◆ **TRY IT**
The response has to be every entry, printed word for word.
SUPPLIED DATA Block Start
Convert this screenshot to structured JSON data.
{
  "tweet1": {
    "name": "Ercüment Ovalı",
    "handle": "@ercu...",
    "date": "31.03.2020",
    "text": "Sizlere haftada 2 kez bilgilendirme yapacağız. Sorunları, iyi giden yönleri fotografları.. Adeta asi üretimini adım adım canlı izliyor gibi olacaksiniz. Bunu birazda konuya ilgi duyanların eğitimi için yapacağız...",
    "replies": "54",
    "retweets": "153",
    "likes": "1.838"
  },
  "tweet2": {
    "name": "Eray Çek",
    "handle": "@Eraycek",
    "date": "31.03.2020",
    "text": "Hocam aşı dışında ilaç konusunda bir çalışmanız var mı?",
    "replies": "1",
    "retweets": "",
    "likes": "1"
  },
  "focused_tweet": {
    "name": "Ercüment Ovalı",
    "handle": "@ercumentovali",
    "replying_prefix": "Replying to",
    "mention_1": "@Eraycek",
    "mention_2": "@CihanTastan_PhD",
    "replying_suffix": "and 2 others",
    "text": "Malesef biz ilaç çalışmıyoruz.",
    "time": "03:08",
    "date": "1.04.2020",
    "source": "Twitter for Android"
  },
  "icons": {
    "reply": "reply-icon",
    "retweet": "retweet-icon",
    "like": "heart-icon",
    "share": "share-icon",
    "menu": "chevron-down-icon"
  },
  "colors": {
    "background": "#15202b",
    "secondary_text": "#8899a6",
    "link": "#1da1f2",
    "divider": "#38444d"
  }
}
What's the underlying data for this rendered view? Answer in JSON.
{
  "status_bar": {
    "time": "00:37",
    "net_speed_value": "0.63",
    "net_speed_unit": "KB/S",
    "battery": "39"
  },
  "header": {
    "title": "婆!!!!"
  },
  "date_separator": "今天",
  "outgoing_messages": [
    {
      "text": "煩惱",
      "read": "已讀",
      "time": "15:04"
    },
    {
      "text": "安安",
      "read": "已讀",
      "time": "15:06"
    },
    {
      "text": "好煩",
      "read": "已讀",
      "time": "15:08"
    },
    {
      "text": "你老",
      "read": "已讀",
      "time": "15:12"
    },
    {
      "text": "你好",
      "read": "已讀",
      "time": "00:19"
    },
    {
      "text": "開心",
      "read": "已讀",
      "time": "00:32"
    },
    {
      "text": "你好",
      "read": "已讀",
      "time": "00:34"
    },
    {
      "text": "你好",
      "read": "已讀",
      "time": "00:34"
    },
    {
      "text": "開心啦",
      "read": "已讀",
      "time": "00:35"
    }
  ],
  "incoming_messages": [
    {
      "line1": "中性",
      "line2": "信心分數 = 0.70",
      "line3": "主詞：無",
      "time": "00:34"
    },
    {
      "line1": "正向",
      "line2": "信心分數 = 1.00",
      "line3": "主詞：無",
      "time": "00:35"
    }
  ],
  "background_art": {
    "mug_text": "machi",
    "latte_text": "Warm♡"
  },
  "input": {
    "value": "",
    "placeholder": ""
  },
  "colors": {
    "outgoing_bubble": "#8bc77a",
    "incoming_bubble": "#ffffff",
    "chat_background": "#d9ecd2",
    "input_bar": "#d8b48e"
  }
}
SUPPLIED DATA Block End
◆ **EXERCISE ANSWER**
Convert this screenshot to structured JSON data.
{
  "tweet1": {
    "name": "Ercüment Ovalı",
    "handle": "@ercu...",
    "date": "31.03.2020",
    "text": "Sizlere haftada 2 kez bilgilendirme yapacağız. Sorunları, iyi giden yönleri fotografları.. Adeta asi üretimini adım adım canlı izliyor gibi olacaksiniz. Bunu birazda konuya ilgi duyanların eğitimi için yapacağız...",
    "replies": "54",
    "retweets": "153",
    "likes": "1.838"
  },
  "tweet2": {
    "name": "Eray Çek",
    "handle": "@Eraycek",
    "date": "31.03.2020",
    "text": "Hocam aşı dışında ilaç konusunda bir çalışmanız var mı?",
    "replies": "1",
    "retweets": "",
    "likes": "1"
  },
  "focused_tweet": {
    "name": "Ercüment Ovalı",
    "handle": "@ercumentovali",
    "replying_prefix": "Replying to",
    "mention_1": "@Eraycek",
    "mention_2": "@CihanTastan_PhD",
    "replying_suffix": "and 2 others",
    "text": "Malesef biz ilaç çalışmıyoruz.",
    "time": "03:08",
    "date": "1.04.2020",
    "source": "Twitter for Android"
  },
  "icons": {
    "reply": "reply-icon",
    "retweet": "retweet-icon",
    "like": "heart-icon",
    "share": "share-icon",
    "menu": "chevron-down-icon"
  },
  "colors": {
    "background": "#15202b",
    "secondary_text": "#8899a6",
    "link": "#1da1f2",
    "divider": "#38444d"
  }
}
What's the underlying data for this rendered view? Answer in JSON.
{
  "status_bar": {
    "time": "00:37",
    "net_speed_value": "0.63",
    "net_speed_unit": "KB/S",
    "battery": "39"
  },
  "header": {
    "title": "婆!!!!"
  },
  "date_separator": "今天",
  "outgoing_messages": [
    {
      "text": "煩惱",
      "read": "已讀",
      "time": "15:04"
    },
    {
      "text": "安安",
      "read": "已讀",
      "time": "15:06"
    },
    {
      "text": "好煩",
      "read": "已讀",
      "time": "15:08"
    },
    {
      "text": "你老",
      "read": "已讀",
      "time": "15:12"
    },
    {
      "text": "你好",
      "read": "已讀",
      "time": "00:19"
    },
    {
      "text": "開心",
      "read": "已讀",
      "time": "00:32"
    },
    {
      "text": "你好",
      "read": "已讀",
      "time": "00:34"
    },
    {
      "text": "你好",
      "read": "已讀",
      "time": "00:34"
    },
    {
      "text": "開心啦",
      "read": "已讀",
      "time": "00:35"
    }
  ],
  "incoming_messages": [
    {
      "line1": "中性",
      "line2": "信心分數 = 0.70",
      "line3": "主詞：無",
      "time": "00:34"
    },
    {
      "line1": "正向",
      "line2": "信心分數 = 1.00",
      "line3": "主詞：無",
      "time": "00:35"
    }
  ],
  "background_art": {
    "mug_text": "machi",
    "latte_text": "Warm♡"
  },
  "input": {
    "value": "",
    "placeholder": ""
  },
  "colors": {
    "outgoing_bubble": "#8bc77a",
    "incoming_bubble": "#ffffff",
    "chat_background": "#d9ecd2",
    "input_bar": "#d8b48e"
  }
}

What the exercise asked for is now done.